Belfast council row continues over virtual meetings
A row at Belfast City Council over virtual meetings has continued as a proposal to suspend July holidays and resume a full agenda was voted down today.
Only 18 of the council’s 60 councillors were hosted in the council’s first virtual meeting, which was open to the public.
The meeting was called for an SDLP motion urging the council to consider “immediately holding virtual monthly meetings of the council, committees and working groups.” An Alliance amendment added the council also gives up the July holidays.
The DUP and Sinn Féin so far have resisted calls for regular meetings to return before August. They were joined by the UUP and PUP during today’s meeting to continue the current system of delegated authority decision making – in which the Chief Executive Suzanne Wylie is responsible.
Alliance, the SDLP, the Green Party and People Before Profit all voted for an immediate return to business, with virtual meetings accessible to the public.
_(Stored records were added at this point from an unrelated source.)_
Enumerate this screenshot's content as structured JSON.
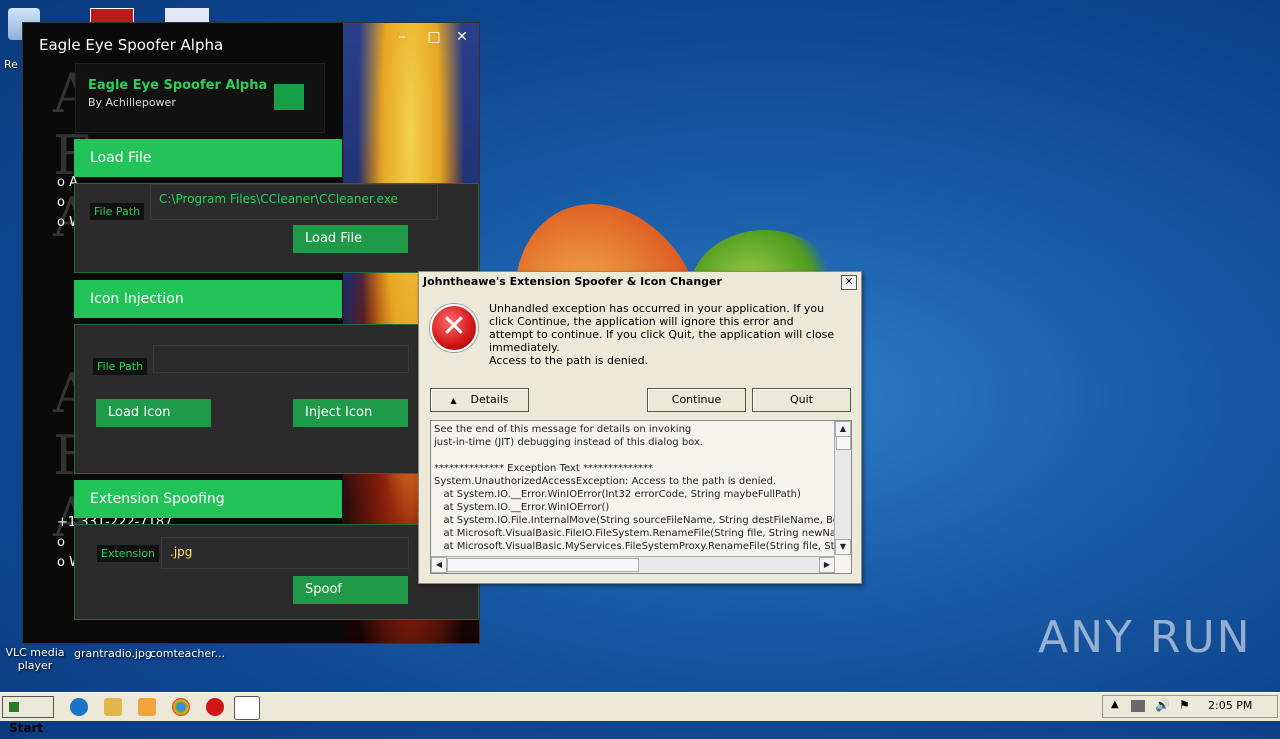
{
  "desktop": {
    "icons": [
      {
        "label": "Re"
      },
      {
        "label": "VLC media player"
      },
      {
        "label": "grantradio.jpg"
      },
      {
        "label": "comteacher..."
      }
    ],
    "watermark": "ANY RUN"
  },
  "spoofer": {
    "title": "Eagle Eye Spoofer Alpha",
    "header_title": "Eagle Eye Spoofer Alpha",
    "header_sub": "By Achillepower",
    "sections": {
      "load_file": "Load File",
      "icon_injection": "Icon Injection",
      "extension_spoofing": "Extension Spoofing"
    },
    "file_path_label": "File Path",
    "file_path_value": "C:\\Program Files\\CCleaner\\CCleaner.exe",
    "load_file_button": "Load File",
    "icon_path_label": "File Path",
    "icon_path_value": "",
    "load_icon_button": "Load Icon",
    "inject_icon_button": "Inject Icon",
    "extension_label": "Extension",
    "extension_value": ".jpg",
    "spoof_button": "Spoof",
    "bg_letters": [
      "A",
      "F",
      "A",
      "A",
      "F",
      "A"
    ],
    "bullets": [
      "o A",
      "o",
      "o W",
      "o",
      "o W"
    ],
    "phone": "+1 331-222-7187"
  },
  "dialog": {
    "title": "Johntheawe's Extension Spoofer & Icon Changer",
    "message": "Unhandled exception has occurred in your application. If you click Continue, the application will ignore this error and attempt to continue. If you click Quit, the application will close immediately.",
    "message2": "Access to the path is denied.",
    "details_button": "Details",
    "continue_button": "Continue",
    "quit_button": "Quit",
    "details_text": "See the end of this message for details on invoking\njust-in-time (JIT) debugging instead of this dialog box.\n\n************** Exception Text **************\nSystem.UnauthorizedAccessException: Access to the path is denied.\n   at System.IO.__Error.WinIOError(Int32 errorCode, String maybeFullPath)\n   at System.IO.__Error.WinIOError()\n   at System.IO.File.InternalMove(String sourceFileName, String destFileName, Boolea\n   at Microsoft.VisualBasic.FileIO.FileSystem.RenameFile(String file, String newName)\n   at Microsoft.VisualBasic.MyServices.FileSystemProxy.RenameFile(String file, String"
  },
  "taskbar": {
    "start_label": "Start",
    "clock": "2:05 PM"
  },
  "colors": {
    "accent_green": "#22c45a",
    "dark_panel": "#2b2b2b",
    "dialog_bg": "#ece9d8"
  }
}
They lost by 11 votes to seven.
Virtual conference meetings of the party group leaders, held away from the public eye, will continue. There will be a ‘practice’ Strategic Policy and Resources meeting next week, and two more before August. There will also be a full remote council meeting with all 60 members in July. A return to a full agenda by remote conference, and open to the public, will begin in August.
Chief Executive Suzanne Wylie said: “We do not have many staff here at City Hall at all. With some staff furloughed and many working from home, it makes things incredibly difficult.
“Primarily the vast amount of time by senior managers is spent on recovery in all its forms – looking at all our offices, looking at all our facilities, when we can open them again, looking at when we can get staff back into work and how.”
She said “recovery for both communities, and the wider economy,” was “taking up all the senior staff’s time at this point,” and added “It would be difficult to service all the committees if that was to begin again tomorrow.”
All of Northern Ireland’s other councils have held full council meetings, involving all councillors – which Belfast is yet to do. Armagh City, Banbridge and Craigavon council, Derry and Strabane Council, and Antrim and Newtownabbey Council have already announced they will resume full schedules of council and committee meetings virtually in June and July.
DUP party group leader George Dorrian said: “We asked last week as group leaders a direct question of the Chief Executive, that if we seek to continue with all these working groups, committees and meetings, are we distracting staff away from work around the recovery plan. The answer was a very clear yes.”
He described the motion to resume a full agenda of meetings as ‘grandstanding.”
SDLP party group leader Donal Lyons said: “We have a lot of decisions to take, these decisions are going to be tough and in the interests of basic accountability and political transparency these decisions have to be made in a public forum.
“I’m not suspecting that thousands of people will be glued to their phones or their tablets to gaze upon our every word. But they have a right should they choose to do so, and the media have the right to report what the rationale of the different parties were when the decisions were taken.”
People Before Profit Councillor Matthew Collins said: “It’s unbelievable the idea that the reason we are not having open, democratic and public meetings is because people are too busy.” He said he was “disappointed council officers gave political cover” to continued delegated authority, and added the current situation amounted to “democracy through party group leaders.”
Alliance Councillor Kate Nicholl, said later the meeting was a “farce and a complete let down”
She added: “The Local Government Act was changed almost two months ago to allow all Council and Committee meetings to move online quickly. This should never have been up for discussion – instead we find ourselves in a situation where four parties are content to usher in an era of closed-door decision making at City Hall. It is not acceptable.
“As a ratepayer I’m angry that full openness and transparency has been removed, as an elected member I’m frustrated I’ve been blocked by others from representing those who elected me and finally I’m disappointed in all those who have stood in the way of democracy.”